Due to the amendment of the Renewable Energy Sources Act, the billing rules for prosumers generating electricity in micro-installations have changed from 1 April 2022. The changes apply to new prosumers who have notified the Distribution Network Operator (OSD) after 31 March 2022. The reasons for the changes to the current system include EU requirements – Directive (EU) 2019/944 of the European Parliament and of the Council of 5 June 2019 on common rules for the internal market in electricity and the RED II Directive.
What rules have applied so far?
Prior to 1 April 2022, prosumers billed the energy they consumed and transmitted to the grid on a so-called net-metering basis, also known as a discount system or balance billing. Prosumers who do not use all the energy they produce transfer the excess to the grid, where it can be stored for 365 days. For every 1 kWh transferred to the grid, the prosumer can collect:
- 0.8 kWh – for micro-installations whose capacity does not exceed 10kW,
- 0.7 kWh – for installations with a higher power output.
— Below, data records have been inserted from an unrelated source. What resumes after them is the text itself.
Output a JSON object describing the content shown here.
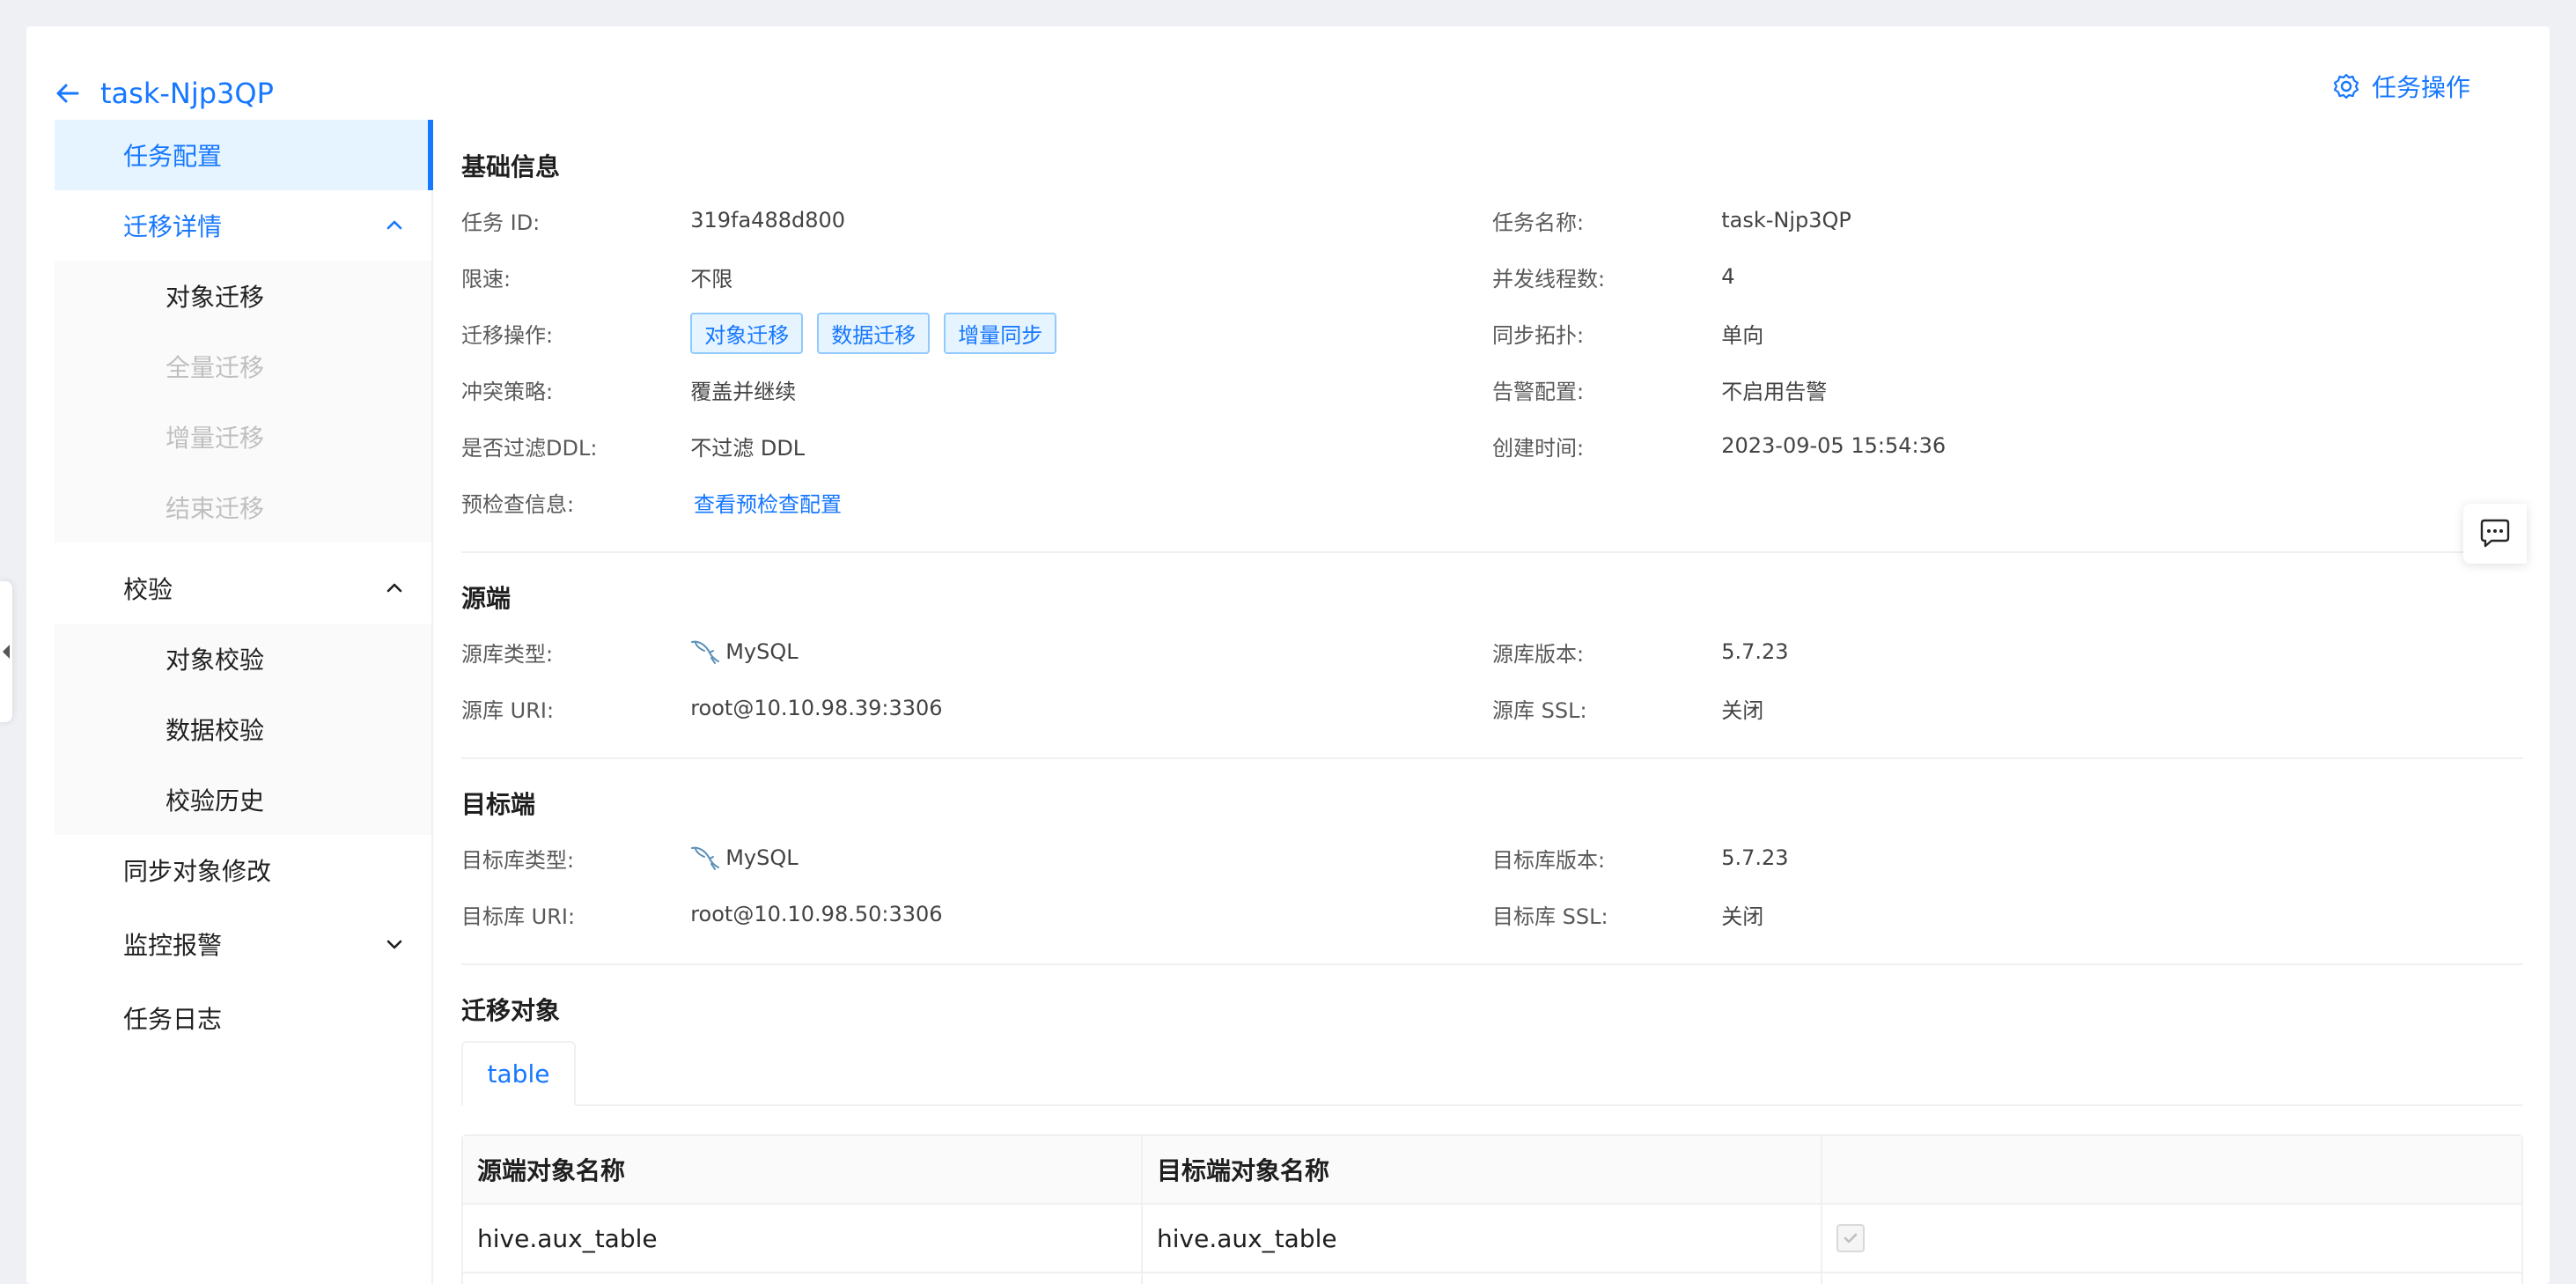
{
  "header": {
    "task_title": "task-Njp3QP",
    "task_op_label": "任务操作"
  },
  "sidebar": {
    "items": [
      {
        "label": "任务配置"
      },
      {
        "label": "迁移详情"
      },
      {
        "label": "校验"
      },
      {
        "label": "同步对象修改"
      },
      {
        "label": "监控报警"
      },
      {
        "label": "任务日志"
      }
    ],
    "migration_sub": [
      {
        "label": "对象迁移"
      },
      {
        "label": "全量迁移"
      },
      {
        "label": "增量迁移"
      },
      {
        "label": "结束迁移"
      }
    ],
    "check_sub": [
      {
        "label": "对象校验"
      },
      {
        "label": "数据校验"
      },
      {
        "label": "校验历史"
      }
    ]
  },
  "basic": {
    "title": "基础信息",
    "task_id_label": "任务 ID:",
    "task_id": "319fa488d800",
    "task_name_label": "任务名称:",
    "task_name": "task-Njp3QP",
    "speed_label": "限速:",
    "speed": "不限",
    "threads_label": "并发线程数:",
    "threads": "4",
    "ops_label": "迁移操作:",
    "ops": [
      "对象迁移",
      "数据迁移",
      "增量同步"
    ],
    "topology_label": "同步拓扑:",
    "topology": "单向",
    "conflict_label": "冲突策略:",
    "conflict": "覆盖并继续",
    "alarm_label": "告警配置:",
    "alarm": "不启用告警",
    "ddl_label": "是否过滤DDL:",
    "ddl": "不过滤 DDL",
    "created_label": "创建时间:",
    "created": "2023-09-05 15:54:36",
    "precheck_label": "预检查信息:",
    "precheck_link": "查看预检查配置"
  },
  "source": {
    "title": "源端",
    "type_label": "源库类型:",
    "type": "MySQL",
    "version_label": "源库版本:",
    "version": "5.7.23",
    "uri_label": "源库 URI:",
    "uri": "root@10.10.98.39:3306",
    "ssl_label": "源库 SSL:",
    "ssl": "关闭"
  },
  "target": {
    "title": "目标端",
    "type_label": "目标库类型:",
    "type": "MySQL",
    "version_label": "目标库版本:",
    "version": "5.7.23",
    "uri_label": "目标库 URI:",
    "uri": "root@10.10.98.50:3306",
    "ssl_label": "目标库 SSL:",
    "ssl": "关闭"
  },
  "objects": {
    "title": "迁移对象",
    "tab_label": "table",
    "columns": [
      "源端对象名称",
      "目标端对象名称",
      ""
    ],
    "rows": [
      {
        "source": "hive.aux_table",
        "target": "hive.aux_table",
        "checked": true
      }
    ]
  },
  "colors": {
    "primary": "#1677ff",
    "tag_bg": "#e6f4ff",
    "tag_border": "#91caff",
    "page_bg": "#eff0f4"
  }
}
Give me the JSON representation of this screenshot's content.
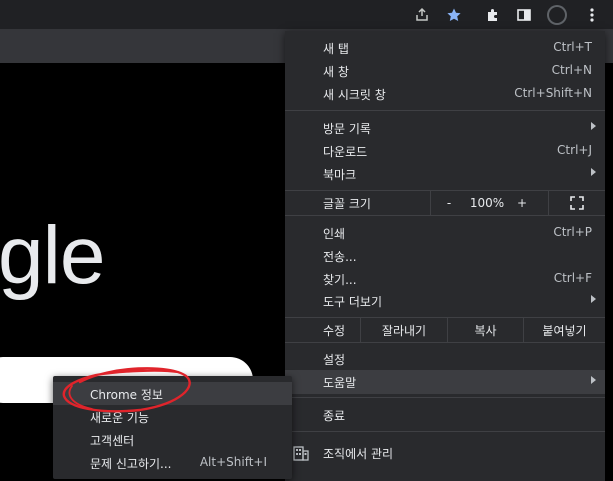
{
  "toolbar": {
    "icons": [
      "share-icon",
      "bookmark-star-icon",
      "extensions-icon",
      "side-panel-icon",
      "profile-avatar",
      "menu-kebab-icon"
    ],
    "accent_star": "#8ab4f8"
  },
  "page": {
    "logo_partial": "gle"
  },
  "main_menu": {
    "items": {
      "new_tab": {
        "label": "새 탭",
        "shortcut": "Ctrl+T"
      },
      "new_window": {
        "label": "새 창",
        "shortcut": "Ctrl+N"
      },
      "incognito": {
        "label": "새 시크릿 창",
        "shortcut": "Ctrl+Shift+N"
      },
      "history": {
        "label": "방문 기록"
      },
      "downloads": {
        "label": "다운로드",
        "shortcut": "Ctrl+J"
      },
      "bookmarks": {
        "label": "북마크"
      },
      "print": {
        "label": "인쇄",
        "shortcut": "Ctrl+P"
      },
      "cast": {
        "label": "전송..."
      },
      "find": {
        "label": "찾기...",
        "shortcut": "Ctrl+F"
      },
      "more_tools": {
        "label": "도구 더보기"
      },
      "settings": {
        "label": "설정"
      },
      "help": {
        "label": "도움말"
      },
      "exit": {
        "label": "종료"
      },
      "managed": {
        "label": "조직에서 관리"
      }
    },
    "zoom": {
      "label": "글꼴 크기",
      "minus": "-",
      "value": "100%",
      "plus": "+"
    },
    "edit": {
      "label": "수정",
      "cut": "잘라내기",
      "copy": "복사",
      "paste": "붙여넣기"
    }
  },
  "help_submenu": {
    "items": {
      "about": {
        "label": "Chrome 정보"
      },
      "whats_new": {
        "label": "새로운 기능"
      },
      "help_center": {
        "label": "고객센터"
      },
      "report": {
        "label": "문제 신고하기...",
        "shortcut": "Alt+Shift+I"
      }
    }
  },
  "colors": {
    "menu_bg": "#292a2d",
    "highlight": "#3c3d41",
    "annotation_red": "#e0242b"
  }
}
The prosumer using net metering does not incur energy transmission costs (variable transmission charge). Thanks to this system, it is possible to compensate for the increasing costs of energy purchase with savings resulting from the transfer of surplus energy and, as a result, reduce bills to fixed charges only or excess of energy taken over billed, if such a situation arises. Entities that have applied to the OSD by 31 March 2022 will be able to benefit from net-metering for 15 more years. However, this system, which is not entirely equal for prosumers (20-30% of the energy fed back into the grid is the profit of the consumer of that energy), has been converted into rules even less favourable for prosumers.
What changes have been introduced by the amendment to the Act?
As of 1 April 2022, prosumers are subject to a new billing system – net billing. The method still has a balancing character, but the value of energy given and taken will be billed, and not, as before, its quantity. Additionally, the details of this settlement are important. The selling price of energy input to the net is the monthly rate of the Market Energy Price. The value of energy withdrawn will be increased by a fixed transmission charge and a variable transmission charge. On the other hand, transmitted energy will be settled based on exchange rates from the so-called Day-Ahead Market (RDN). This means that the price at which we buy energy will be significantly higher than the price at which we sell it.
The Ministry has envisaged implementing the changes according to the following schedule:
- until 30 June 2022, all prosumers, including those connected to the grid after 1 April 2022, will settle on a net-metering basis
- from 1 July 2022 to 30 June 2024, prices for surplus energy settled on a net-metering basis are based on the previous month’s average prices from the RDN
- from July 2024, prices for excess energy settled on a net-billing basis are based on hourly prices from the RDN
The amendment also introduced the concept of a prosumer deposit, which represents the value of funds due to the prosumer for surplus energy transferred and can be used to purchase energy in the event of a shortfall. If the funds are not used for 12 months from the date of allocation, the prosumer will be paid 20% of their value.
Impact of the changes
The changes introduced do not involve new formal requirements or record-keeping obligations. However, the new system will affect the profitability of OZE (renewable energy sources) investments. The payback time of the investment may increase, but due to rising energy prices, obtaining energy from OZE will still be profitable compared to standard and unfortunately increasing electricity bills.